For at least 50 years liturgists have been discussing whether the Penitential Act in the Order of Mass ought to be repositioned. Although for centuries it was in the Prayers at the Foot of Altar and was carried from there into the Introductory Rites of the 1969 Ordo Missae, the proposal has been to move it to the end of the Liturgy of the Word. Placing it here after the scriptures have been proclaimed would give a better context for repentance. Or to put it another way, we may not yet be ready for repentance so early in the Mass.
Our Anglican sisters and brothers have of course had an act of repentance following the Liturgy of the Word since the 1662 Book of Common Prayer, and this positioning is maintained in Order 2 of Common Worship (Order 1 has introductory rites similar to the Roman Catholic Mass).
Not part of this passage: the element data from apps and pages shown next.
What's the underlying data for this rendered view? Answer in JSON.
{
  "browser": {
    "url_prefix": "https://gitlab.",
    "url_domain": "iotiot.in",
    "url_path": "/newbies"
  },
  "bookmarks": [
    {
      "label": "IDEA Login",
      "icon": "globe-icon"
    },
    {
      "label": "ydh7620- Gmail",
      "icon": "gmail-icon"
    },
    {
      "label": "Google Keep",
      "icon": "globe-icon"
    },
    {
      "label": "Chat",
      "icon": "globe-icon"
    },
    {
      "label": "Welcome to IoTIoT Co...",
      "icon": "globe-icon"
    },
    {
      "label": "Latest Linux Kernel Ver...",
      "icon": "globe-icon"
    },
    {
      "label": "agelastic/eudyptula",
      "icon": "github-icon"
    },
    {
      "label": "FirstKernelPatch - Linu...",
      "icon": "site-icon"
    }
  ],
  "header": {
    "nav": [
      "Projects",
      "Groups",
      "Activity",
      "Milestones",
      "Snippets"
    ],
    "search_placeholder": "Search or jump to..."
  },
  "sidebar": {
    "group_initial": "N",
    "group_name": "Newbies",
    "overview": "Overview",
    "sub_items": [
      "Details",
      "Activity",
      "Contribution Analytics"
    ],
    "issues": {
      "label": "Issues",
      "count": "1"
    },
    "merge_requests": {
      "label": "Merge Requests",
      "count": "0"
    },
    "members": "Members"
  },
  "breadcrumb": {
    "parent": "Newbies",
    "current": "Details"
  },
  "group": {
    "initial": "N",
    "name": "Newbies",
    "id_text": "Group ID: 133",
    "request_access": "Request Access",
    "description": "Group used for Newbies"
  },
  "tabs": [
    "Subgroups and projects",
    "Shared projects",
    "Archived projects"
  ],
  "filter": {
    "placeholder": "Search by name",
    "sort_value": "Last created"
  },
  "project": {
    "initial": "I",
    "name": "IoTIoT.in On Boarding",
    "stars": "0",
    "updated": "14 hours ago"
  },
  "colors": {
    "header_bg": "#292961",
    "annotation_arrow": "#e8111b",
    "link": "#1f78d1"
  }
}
Not only would an act of repentance be better later on, but it would be followed by a sign of peace and reconciliation before moving into the Liturgy of the Eucharist. Once again, this has been proposed many times over the years, in accordance with Jesus’s own words “If you are offering your gift at the altar and there remember that your brother has something against you, leave your gift there before the altar and go. First be reconciled to your brother, and then come and offer your gift.” (Mt 5:23-24).
Benedict XVI in his post-synodal apostolic exhortation Sacramentum Caritatis (2007) was not happy with the present positioning of the Sign of Peace, which he found could be disruptive (para 49). His footnote to this paragraph stated the following:
(150) Taking into account ancient and venerable customs and the wishes expressed by the Synod Fathers, I have asked the competent curial offices to study the possibility of moving the sign of peace to another place, such as before the presentation of the gifts at the altar. To do so would also serve as a significant reminder of the Lord’s insistence that we be reconciled with others before offering our gifts to God (cf. Mt 5:23 ff.); cf. Propositio 23.
That was twelve years ago, but the “competent curial offices” have not, so far as we know, produced a response to Benedict’s request….
We are fast approaching Ash Wednesday, a day when the Penitential Act is actually moved to the position we have been discussing. The Penitential Act is omitted on this day and replaced by the Blessing and Distribution of Ashes, which comes between the homily and the general intercessions. Even if the blessing and distribution takes places outside Mass, it still follows the Liturgy of the Word.
Can we hope that a future revision of the Missal will recognize that Ash Wednesday is a model in this regard, and that modifying the Order of Mass to reposition the Penitential Act and Sign of Peace at the end of the Liturgy of the Word could be of benefit to worshippers?